» DESCRIPTION OF THE TASK:
Return all lines from the entries below in which the word "views" is present.

» MATERIAL PROVIDED:
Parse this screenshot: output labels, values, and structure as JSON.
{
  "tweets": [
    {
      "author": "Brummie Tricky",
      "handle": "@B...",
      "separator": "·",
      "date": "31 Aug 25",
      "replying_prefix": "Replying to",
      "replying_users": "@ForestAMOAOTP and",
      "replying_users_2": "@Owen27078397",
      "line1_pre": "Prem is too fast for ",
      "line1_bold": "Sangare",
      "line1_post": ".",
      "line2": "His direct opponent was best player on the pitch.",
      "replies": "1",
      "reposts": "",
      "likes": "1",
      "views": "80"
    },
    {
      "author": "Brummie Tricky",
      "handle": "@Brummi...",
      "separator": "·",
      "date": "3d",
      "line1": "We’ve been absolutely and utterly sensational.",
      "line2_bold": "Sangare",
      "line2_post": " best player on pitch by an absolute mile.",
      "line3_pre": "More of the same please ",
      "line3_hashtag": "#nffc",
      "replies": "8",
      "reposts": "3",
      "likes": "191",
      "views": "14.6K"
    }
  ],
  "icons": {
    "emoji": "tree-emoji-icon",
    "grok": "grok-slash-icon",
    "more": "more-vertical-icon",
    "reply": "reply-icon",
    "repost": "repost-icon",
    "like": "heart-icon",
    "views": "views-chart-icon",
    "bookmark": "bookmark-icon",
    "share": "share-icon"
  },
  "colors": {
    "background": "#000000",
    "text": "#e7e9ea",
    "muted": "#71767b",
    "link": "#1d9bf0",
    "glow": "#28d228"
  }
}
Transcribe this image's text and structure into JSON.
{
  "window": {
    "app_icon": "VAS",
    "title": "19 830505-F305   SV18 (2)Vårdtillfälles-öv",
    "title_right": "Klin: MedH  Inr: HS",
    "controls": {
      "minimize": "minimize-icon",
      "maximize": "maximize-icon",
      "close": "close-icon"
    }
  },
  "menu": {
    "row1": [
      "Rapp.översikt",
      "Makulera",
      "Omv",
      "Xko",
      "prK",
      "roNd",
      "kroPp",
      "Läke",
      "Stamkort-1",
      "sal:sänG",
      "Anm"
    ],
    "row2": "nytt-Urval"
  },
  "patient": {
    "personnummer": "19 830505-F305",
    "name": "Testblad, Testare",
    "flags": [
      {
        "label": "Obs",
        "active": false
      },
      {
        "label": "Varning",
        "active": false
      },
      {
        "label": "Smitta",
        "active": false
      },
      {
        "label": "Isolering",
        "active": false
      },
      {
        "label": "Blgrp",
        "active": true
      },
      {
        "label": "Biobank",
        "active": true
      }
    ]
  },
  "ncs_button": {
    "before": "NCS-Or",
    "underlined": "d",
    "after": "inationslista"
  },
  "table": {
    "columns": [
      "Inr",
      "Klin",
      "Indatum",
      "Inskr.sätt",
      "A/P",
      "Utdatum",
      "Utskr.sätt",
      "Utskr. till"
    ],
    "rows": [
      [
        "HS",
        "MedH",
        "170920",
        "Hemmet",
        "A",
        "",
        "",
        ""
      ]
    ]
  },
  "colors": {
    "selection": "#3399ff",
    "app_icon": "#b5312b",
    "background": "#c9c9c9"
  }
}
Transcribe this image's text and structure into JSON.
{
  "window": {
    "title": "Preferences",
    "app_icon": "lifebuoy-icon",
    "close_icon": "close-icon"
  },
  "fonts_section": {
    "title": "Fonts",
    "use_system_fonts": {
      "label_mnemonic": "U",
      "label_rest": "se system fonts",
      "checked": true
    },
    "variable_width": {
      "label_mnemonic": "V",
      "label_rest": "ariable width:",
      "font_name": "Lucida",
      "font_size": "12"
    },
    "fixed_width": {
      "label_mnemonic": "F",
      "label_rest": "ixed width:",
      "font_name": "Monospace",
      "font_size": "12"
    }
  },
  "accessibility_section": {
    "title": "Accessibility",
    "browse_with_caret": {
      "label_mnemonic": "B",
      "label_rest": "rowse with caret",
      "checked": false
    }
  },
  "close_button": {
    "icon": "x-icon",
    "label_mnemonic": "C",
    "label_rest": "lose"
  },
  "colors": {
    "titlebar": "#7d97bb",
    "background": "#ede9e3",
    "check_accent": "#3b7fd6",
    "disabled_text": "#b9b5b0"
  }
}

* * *

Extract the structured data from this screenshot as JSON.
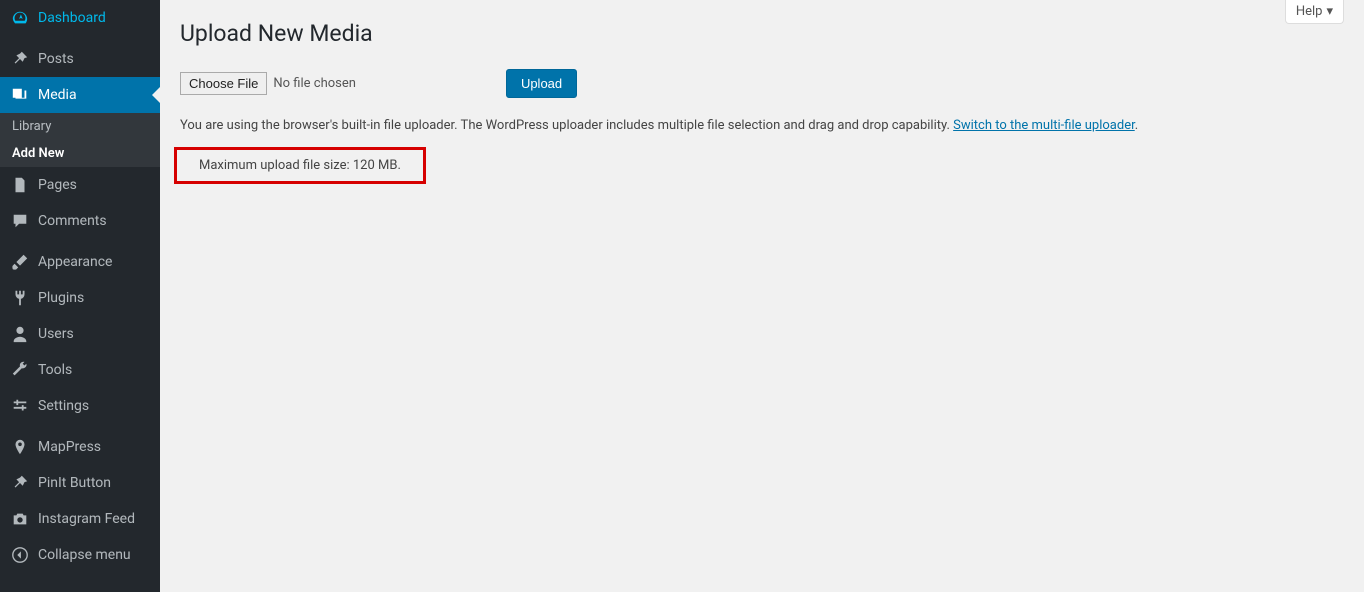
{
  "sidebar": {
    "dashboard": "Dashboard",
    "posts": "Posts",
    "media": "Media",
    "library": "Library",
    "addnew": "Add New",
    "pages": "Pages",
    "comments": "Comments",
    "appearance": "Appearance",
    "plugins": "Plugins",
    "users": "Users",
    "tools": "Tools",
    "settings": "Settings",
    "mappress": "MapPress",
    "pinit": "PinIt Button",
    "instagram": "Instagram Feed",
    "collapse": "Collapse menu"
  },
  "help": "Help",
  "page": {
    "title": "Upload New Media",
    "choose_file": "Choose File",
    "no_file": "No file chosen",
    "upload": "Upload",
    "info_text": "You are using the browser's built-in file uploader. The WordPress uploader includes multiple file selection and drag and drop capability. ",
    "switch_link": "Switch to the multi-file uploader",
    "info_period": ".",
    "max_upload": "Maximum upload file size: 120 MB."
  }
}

» RESPONSE BELOW:
      "views": "80"
      "views": "14.6K"
    "views": "views-chart-icon",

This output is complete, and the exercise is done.